# Work required:
Give every line from the entries that contains "JSON".
_____
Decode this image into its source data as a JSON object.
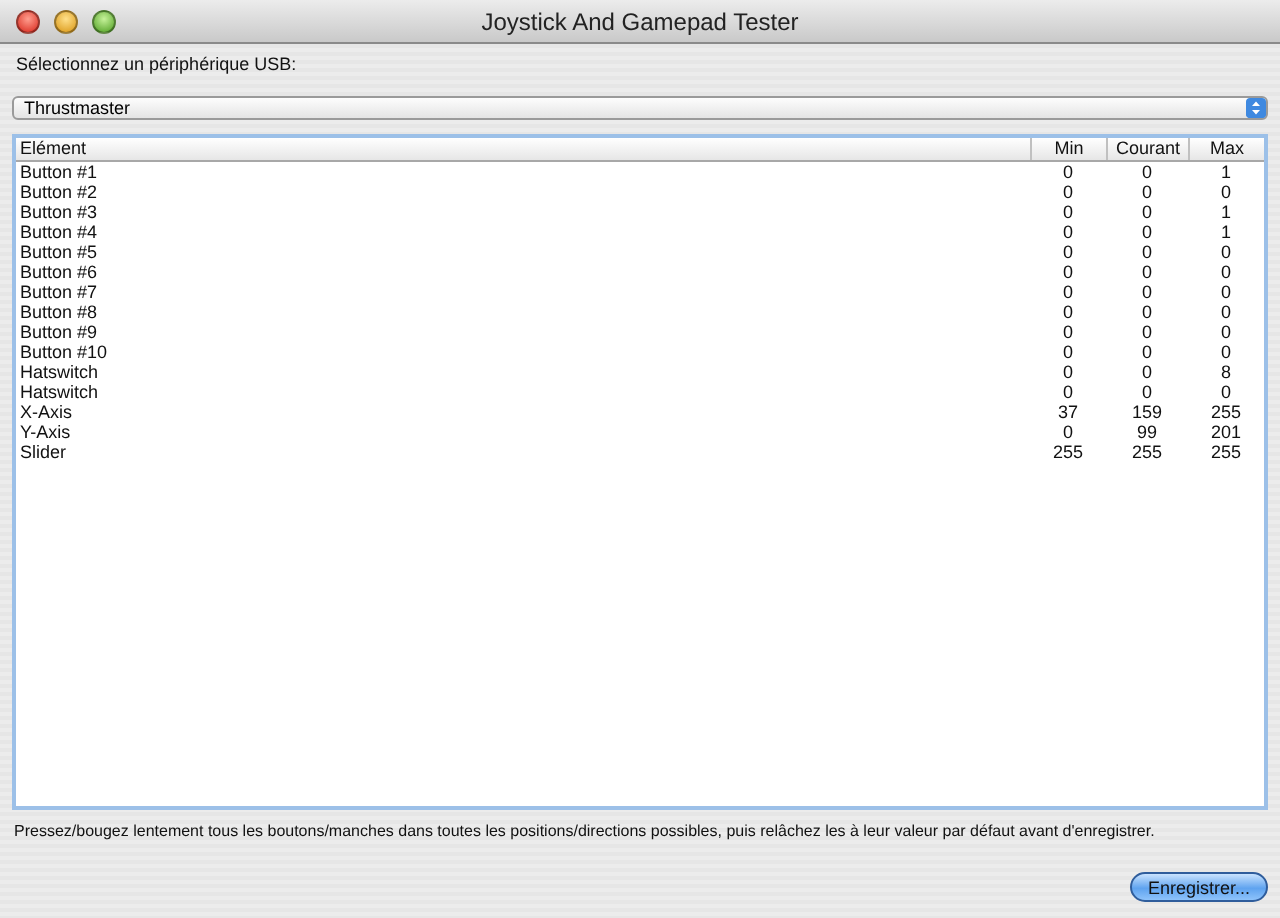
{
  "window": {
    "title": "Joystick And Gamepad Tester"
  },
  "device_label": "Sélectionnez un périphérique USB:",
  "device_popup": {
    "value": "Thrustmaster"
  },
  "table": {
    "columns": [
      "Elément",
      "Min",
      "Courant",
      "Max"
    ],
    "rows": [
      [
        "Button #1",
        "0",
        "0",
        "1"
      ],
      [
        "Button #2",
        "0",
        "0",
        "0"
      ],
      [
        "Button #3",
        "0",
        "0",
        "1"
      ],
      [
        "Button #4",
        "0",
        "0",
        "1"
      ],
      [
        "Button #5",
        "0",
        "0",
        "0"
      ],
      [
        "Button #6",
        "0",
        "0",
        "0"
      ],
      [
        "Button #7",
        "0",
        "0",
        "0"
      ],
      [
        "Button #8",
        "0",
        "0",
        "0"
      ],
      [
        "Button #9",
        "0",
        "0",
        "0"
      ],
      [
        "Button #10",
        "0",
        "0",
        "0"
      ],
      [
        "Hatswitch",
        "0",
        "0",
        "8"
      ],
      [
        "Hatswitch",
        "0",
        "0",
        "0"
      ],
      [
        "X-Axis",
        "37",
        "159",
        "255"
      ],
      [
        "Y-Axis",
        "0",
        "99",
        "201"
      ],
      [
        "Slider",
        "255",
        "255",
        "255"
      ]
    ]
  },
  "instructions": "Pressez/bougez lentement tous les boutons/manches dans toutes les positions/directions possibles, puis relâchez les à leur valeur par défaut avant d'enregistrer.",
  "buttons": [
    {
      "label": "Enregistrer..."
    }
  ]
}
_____
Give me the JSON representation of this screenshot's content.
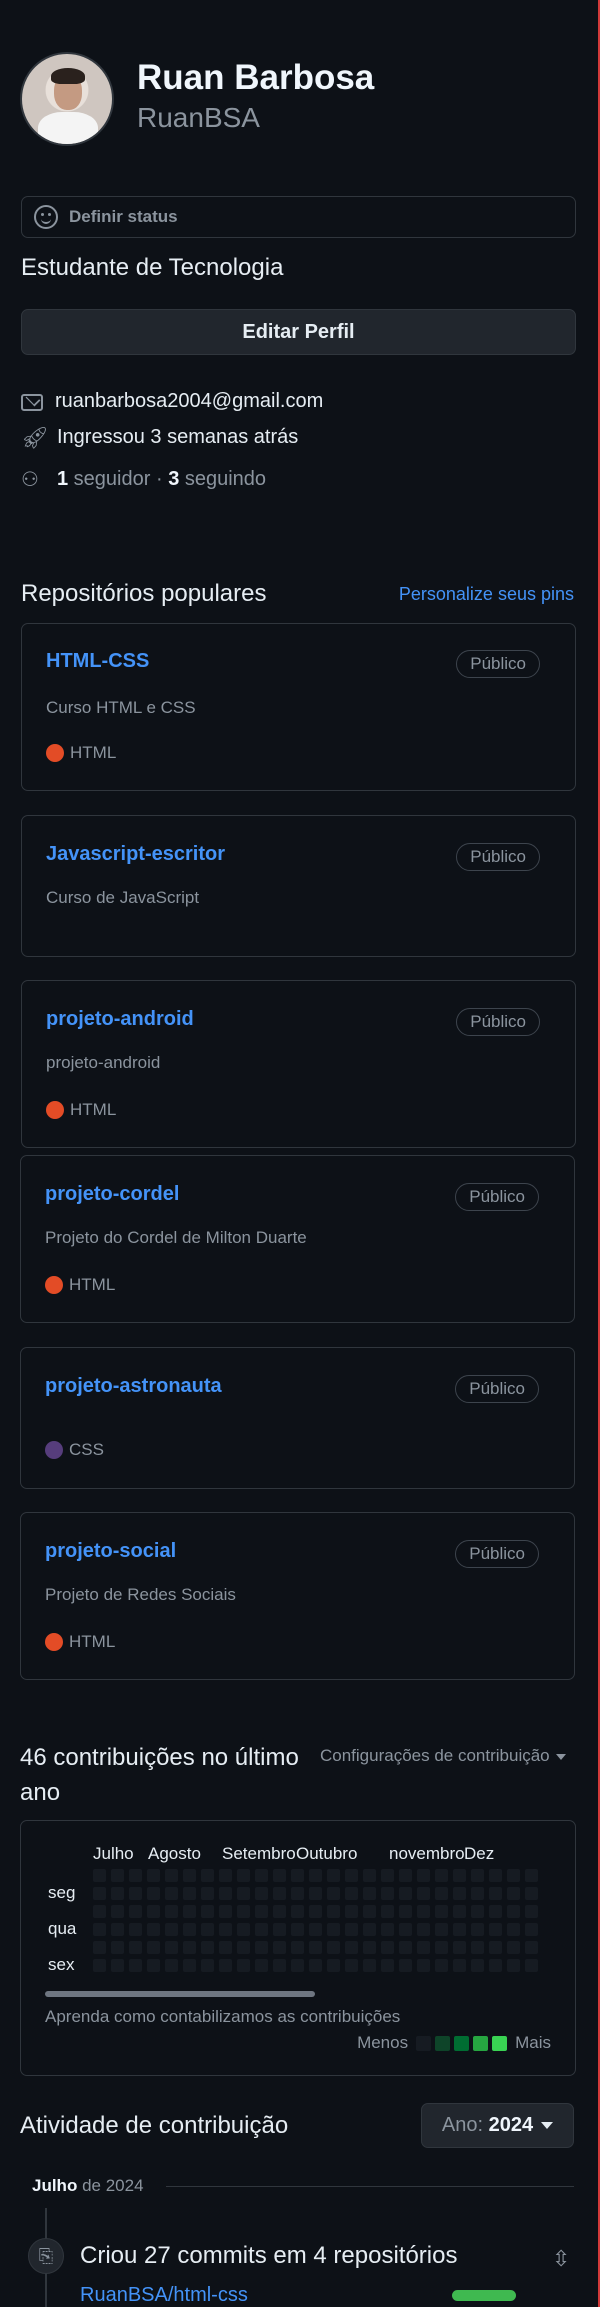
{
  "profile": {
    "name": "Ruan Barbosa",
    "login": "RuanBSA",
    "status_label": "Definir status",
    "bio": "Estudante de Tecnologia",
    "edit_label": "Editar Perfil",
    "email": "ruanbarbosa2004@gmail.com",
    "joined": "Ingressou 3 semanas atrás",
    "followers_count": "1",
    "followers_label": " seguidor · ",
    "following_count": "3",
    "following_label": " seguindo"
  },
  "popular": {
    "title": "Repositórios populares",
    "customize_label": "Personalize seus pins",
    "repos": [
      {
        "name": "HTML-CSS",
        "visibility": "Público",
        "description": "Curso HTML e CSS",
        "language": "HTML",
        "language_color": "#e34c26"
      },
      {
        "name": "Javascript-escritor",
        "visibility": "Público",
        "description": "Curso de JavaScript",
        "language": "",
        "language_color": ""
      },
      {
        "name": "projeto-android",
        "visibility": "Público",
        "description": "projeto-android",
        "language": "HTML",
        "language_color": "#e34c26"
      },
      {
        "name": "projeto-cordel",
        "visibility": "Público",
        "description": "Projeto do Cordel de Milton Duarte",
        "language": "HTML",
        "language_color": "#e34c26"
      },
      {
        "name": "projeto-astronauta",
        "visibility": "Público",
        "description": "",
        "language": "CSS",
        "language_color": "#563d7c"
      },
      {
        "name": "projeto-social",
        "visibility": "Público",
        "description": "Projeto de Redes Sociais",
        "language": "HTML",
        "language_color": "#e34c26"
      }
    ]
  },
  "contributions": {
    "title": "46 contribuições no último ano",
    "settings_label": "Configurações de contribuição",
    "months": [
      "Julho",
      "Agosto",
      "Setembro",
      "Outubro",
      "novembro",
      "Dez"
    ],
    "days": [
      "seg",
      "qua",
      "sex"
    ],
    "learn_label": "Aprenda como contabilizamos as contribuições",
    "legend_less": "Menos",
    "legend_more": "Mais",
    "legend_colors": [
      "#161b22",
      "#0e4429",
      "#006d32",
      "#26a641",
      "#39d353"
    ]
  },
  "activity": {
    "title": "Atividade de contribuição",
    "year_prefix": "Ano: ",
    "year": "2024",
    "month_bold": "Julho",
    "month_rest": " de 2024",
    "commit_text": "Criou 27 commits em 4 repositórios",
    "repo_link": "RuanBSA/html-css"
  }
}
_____
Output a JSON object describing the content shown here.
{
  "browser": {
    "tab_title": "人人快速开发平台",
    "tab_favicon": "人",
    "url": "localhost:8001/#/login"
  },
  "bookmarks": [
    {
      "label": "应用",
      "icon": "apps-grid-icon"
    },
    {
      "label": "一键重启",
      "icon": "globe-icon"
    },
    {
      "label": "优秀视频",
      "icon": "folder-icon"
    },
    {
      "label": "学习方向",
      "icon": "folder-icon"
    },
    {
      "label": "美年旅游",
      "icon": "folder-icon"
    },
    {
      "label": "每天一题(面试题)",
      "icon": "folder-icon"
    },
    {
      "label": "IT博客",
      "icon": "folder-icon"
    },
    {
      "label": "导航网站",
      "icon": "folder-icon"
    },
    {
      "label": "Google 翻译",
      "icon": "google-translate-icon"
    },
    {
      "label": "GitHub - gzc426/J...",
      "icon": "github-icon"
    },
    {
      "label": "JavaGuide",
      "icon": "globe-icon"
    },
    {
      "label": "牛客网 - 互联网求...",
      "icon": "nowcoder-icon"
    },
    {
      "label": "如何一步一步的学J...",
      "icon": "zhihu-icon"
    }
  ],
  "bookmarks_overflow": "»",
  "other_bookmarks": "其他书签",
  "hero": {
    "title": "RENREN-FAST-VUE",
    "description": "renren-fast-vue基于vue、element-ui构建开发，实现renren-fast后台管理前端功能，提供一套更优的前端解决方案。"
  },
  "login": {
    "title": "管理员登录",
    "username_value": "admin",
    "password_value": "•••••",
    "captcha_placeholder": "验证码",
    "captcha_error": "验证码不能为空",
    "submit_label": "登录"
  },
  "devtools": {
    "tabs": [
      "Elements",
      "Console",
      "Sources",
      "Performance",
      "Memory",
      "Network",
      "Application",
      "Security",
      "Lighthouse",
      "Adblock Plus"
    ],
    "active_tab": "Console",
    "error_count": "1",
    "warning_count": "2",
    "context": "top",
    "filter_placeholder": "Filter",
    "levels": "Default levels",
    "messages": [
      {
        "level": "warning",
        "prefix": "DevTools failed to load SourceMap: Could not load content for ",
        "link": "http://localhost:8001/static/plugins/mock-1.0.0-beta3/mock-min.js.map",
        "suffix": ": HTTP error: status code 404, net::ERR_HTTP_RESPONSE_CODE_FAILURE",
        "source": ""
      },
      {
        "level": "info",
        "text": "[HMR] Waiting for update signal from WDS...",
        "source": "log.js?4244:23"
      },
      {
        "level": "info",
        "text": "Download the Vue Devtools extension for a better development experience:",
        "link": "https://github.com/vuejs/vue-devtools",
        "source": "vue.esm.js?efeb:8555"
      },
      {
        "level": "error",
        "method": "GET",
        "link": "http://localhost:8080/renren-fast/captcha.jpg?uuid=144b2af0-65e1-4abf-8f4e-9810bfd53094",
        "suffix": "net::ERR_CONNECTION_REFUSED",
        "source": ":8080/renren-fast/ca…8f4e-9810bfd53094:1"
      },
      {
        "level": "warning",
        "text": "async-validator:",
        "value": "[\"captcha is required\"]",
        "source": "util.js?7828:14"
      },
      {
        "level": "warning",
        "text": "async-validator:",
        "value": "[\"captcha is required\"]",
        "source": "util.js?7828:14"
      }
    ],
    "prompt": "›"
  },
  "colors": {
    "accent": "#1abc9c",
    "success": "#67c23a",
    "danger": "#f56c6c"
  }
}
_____
# Reply:
Decode this image into its source data as a JSON object.
Give me the JSON representation of this screenshot's content.
Output a JSON object describing the content shown here.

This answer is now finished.